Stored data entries

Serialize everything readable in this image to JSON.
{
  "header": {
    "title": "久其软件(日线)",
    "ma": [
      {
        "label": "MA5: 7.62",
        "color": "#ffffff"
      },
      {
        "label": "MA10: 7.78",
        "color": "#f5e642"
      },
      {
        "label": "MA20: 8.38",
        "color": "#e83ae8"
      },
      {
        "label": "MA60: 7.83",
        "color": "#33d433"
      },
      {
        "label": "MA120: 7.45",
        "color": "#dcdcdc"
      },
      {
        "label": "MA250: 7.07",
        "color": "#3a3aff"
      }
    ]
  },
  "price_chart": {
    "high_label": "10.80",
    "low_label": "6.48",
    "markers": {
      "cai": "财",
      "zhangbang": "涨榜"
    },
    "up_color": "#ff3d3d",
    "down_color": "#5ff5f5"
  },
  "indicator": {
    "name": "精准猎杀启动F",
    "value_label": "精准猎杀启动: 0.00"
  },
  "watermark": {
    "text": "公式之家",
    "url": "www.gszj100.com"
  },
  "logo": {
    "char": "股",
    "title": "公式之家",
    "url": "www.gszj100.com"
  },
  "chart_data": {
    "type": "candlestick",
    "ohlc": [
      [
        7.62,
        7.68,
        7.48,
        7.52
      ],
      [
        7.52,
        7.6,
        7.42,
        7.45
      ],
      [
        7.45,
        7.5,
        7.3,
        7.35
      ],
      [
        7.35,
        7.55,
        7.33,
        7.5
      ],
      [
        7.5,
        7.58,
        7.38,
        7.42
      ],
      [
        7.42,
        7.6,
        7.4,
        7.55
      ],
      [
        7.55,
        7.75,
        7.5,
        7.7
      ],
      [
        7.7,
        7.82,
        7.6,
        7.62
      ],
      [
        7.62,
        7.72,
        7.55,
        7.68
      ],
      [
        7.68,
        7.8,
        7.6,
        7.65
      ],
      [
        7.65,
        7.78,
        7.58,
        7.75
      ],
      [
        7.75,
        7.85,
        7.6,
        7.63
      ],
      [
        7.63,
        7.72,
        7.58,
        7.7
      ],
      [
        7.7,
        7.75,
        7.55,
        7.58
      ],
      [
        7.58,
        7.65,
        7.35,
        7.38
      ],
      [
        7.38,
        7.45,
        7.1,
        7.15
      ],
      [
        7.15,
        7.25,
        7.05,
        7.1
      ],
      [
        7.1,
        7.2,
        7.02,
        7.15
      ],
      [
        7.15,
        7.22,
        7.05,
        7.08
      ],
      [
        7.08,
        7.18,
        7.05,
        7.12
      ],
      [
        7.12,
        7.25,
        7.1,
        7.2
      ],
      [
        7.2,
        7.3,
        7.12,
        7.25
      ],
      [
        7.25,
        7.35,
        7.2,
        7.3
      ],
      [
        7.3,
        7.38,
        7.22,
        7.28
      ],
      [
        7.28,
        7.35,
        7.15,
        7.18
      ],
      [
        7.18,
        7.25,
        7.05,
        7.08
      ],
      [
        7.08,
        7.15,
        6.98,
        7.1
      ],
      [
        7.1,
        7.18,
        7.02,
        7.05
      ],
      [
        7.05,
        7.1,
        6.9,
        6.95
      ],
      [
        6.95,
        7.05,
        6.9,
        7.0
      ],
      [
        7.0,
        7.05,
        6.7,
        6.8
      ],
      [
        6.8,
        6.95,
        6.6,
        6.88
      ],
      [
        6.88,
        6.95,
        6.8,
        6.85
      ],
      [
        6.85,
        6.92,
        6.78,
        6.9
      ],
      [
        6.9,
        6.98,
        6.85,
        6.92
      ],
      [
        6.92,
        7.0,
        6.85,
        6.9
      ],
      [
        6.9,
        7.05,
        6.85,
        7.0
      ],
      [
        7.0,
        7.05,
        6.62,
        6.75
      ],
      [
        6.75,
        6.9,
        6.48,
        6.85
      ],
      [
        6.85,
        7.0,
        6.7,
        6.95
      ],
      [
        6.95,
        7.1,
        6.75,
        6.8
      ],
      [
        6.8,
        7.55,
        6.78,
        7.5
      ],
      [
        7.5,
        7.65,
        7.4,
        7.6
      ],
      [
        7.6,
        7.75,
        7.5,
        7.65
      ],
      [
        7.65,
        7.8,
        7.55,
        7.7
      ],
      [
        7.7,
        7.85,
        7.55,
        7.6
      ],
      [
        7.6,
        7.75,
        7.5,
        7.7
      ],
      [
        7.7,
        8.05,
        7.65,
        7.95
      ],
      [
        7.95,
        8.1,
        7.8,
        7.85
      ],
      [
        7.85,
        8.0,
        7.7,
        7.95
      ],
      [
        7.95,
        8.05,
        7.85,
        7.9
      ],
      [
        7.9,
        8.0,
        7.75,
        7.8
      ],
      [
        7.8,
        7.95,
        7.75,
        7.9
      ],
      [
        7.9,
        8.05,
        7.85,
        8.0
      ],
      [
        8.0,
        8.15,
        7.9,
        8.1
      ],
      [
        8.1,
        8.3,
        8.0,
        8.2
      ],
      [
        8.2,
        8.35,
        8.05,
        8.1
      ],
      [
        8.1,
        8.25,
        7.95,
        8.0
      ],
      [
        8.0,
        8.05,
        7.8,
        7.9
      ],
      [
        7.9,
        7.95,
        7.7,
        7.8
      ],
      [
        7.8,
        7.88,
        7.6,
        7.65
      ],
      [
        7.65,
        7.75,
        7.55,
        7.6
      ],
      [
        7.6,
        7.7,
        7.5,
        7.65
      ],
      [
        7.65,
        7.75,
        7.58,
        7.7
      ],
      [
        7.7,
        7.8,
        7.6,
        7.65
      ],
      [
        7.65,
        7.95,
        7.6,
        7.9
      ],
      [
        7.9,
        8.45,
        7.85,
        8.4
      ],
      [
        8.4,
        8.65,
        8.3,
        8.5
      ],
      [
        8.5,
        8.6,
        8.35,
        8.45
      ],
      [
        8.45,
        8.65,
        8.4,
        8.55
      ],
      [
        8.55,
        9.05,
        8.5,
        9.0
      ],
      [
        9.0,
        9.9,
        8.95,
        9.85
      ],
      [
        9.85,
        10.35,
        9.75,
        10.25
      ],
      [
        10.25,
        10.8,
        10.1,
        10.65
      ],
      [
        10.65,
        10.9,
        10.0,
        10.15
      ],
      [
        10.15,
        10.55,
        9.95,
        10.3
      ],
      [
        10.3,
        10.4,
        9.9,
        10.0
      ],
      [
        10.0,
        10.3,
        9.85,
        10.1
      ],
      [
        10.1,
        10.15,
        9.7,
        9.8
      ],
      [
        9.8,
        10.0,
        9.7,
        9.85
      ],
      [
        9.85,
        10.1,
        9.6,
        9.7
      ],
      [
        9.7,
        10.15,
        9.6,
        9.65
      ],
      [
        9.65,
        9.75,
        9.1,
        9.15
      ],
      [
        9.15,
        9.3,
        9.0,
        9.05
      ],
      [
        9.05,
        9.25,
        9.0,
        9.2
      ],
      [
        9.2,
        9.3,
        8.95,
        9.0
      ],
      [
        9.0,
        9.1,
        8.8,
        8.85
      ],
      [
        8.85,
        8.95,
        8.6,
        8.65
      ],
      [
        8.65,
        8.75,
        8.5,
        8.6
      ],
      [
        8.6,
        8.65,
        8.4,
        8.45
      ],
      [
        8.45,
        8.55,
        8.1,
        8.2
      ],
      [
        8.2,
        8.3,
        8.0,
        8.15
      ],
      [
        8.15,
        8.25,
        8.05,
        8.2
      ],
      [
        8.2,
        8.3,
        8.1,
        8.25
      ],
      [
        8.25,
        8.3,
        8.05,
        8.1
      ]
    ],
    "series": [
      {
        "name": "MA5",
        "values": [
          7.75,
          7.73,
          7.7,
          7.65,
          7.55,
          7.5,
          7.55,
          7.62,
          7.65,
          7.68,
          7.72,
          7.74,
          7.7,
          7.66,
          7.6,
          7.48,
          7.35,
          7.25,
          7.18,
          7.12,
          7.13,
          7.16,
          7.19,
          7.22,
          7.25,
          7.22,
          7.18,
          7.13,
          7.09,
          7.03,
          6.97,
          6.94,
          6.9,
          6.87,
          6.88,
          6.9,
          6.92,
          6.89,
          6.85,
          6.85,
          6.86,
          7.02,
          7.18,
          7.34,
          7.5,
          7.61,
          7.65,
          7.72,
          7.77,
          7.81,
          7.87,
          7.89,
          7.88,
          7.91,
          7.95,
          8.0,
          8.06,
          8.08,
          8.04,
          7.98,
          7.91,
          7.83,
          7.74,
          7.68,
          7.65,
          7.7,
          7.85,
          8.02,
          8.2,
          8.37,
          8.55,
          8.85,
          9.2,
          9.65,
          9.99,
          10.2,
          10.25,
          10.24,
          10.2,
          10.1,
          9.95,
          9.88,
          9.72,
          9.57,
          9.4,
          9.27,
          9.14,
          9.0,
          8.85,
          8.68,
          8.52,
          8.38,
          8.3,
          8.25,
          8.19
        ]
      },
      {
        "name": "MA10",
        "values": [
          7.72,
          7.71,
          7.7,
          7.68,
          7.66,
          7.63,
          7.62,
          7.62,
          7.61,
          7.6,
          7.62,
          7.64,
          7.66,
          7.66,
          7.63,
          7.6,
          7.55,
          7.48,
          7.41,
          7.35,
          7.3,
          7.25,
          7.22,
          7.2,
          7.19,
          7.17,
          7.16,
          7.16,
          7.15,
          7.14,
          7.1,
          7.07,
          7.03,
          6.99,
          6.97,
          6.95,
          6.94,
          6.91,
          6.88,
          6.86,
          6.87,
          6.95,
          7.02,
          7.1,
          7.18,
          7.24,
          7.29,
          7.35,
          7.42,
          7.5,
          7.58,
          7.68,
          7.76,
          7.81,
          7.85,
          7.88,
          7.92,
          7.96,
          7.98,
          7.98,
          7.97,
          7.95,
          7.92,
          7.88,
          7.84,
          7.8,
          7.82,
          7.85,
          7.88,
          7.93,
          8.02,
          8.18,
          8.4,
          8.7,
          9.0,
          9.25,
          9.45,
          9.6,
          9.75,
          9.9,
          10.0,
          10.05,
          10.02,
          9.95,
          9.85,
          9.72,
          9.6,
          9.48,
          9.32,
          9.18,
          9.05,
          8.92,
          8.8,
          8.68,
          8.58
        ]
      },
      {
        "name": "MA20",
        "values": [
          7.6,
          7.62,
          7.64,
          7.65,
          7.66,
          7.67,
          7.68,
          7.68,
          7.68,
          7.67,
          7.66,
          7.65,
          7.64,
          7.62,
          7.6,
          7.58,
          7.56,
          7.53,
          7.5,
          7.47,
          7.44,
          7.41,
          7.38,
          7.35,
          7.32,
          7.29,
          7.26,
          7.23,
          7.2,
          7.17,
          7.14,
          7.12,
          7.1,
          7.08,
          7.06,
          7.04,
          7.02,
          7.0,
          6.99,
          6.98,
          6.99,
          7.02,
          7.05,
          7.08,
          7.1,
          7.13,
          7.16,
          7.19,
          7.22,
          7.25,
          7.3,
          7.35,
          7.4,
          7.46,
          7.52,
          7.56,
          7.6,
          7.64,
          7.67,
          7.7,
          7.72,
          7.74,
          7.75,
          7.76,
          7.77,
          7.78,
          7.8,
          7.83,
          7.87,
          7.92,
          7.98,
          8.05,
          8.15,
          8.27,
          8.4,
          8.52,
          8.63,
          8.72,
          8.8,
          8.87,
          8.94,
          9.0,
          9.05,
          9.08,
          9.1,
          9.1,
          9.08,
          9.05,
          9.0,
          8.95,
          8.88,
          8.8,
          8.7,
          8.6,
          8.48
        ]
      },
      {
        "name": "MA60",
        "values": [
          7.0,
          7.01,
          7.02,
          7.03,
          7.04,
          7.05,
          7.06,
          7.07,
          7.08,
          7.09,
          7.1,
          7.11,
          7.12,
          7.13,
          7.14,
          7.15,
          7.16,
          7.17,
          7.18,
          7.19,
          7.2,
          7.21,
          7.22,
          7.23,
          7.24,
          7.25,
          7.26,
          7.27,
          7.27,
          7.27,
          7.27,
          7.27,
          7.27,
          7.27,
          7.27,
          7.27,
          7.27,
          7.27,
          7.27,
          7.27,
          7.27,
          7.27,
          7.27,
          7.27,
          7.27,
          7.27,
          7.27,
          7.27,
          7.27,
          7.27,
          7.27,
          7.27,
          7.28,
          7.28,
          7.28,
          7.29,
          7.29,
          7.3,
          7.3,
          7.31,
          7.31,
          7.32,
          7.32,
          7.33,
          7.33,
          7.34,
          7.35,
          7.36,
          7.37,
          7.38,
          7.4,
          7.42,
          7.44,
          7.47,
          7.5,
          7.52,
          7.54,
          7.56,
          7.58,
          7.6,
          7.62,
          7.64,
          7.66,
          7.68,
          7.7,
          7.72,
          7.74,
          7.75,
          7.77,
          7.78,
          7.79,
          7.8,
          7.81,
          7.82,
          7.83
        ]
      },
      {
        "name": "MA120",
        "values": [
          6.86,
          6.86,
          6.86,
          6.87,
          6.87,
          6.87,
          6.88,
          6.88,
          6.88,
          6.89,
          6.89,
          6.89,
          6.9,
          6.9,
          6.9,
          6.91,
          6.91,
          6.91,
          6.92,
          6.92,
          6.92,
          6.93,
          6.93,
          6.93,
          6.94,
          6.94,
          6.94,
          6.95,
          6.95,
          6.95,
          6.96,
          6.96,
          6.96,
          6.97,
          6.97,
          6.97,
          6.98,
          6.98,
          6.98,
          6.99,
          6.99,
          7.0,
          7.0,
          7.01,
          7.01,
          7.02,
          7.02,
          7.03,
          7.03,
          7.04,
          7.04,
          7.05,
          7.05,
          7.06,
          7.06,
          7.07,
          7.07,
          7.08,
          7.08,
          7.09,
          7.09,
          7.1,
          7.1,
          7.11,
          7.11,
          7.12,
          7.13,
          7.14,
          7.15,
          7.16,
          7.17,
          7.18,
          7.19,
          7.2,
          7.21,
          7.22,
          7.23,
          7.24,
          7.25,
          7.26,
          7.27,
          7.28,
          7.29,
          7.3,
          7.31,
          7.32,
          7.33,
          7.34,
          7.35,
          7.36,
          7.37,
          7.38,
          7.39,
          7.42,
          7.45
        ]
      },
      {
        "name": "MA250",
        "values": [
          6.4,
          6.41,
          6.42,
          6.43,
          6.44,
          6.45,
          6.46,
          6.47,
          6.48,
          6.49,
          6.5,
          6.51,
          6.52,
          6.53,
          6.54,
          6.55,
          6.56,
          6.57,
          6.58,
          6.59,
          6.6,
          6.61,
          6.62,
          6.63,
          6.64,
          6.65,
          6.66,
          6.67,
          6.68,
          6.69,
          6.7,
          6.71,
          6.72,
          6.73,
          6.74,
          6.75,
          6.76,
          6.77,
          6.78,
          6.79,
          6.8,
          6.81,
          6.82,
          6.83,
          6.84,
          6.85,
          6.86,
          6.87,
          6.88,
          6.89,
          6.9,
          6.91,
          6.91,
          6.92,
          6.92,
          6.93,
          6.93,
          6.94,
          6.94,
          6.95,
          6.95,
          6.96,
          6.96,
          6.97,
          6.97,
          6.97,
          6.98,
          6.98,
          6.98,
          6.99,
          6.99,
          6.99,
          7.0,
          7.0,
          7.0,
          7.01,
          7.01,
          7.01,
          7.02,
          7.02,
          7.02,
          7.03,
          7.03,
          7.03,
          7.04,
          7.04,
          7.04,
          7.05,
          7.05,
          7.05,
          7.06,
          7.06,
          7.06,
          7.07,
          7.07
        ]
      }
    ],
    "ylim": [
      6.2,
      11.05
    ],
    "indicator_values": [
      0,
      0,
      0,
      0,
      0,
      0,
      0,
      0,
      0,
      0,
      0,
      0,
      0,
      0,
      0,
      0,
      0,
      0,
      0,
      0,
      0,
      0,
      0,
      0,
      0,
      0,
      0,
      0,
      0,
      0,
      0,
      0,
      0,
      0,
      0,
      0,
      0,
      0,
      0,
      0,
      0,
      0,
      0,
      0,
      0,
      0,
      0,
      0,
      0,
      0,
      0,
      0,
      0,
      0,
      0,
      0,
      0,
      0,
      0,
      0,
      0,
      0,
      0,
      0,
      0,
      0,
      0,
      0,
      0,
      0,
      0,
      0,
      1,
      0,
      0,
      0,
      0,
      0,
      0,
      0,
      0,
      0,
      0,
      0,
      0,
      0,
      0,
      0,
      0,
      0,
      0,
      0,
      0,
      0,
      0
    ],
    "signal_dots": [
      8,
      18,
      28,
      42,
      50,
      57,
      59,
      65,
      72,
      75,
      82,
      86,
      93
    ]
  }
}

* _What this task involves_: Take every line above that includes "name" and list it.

* _Task response_:
    "name": "精准猎杀启动F",
        "name": "MA5",
        "name": "MA10",
        "name": "MA20",
        "name": "MA60",
        "name": "MA120",
        "name": "MA250",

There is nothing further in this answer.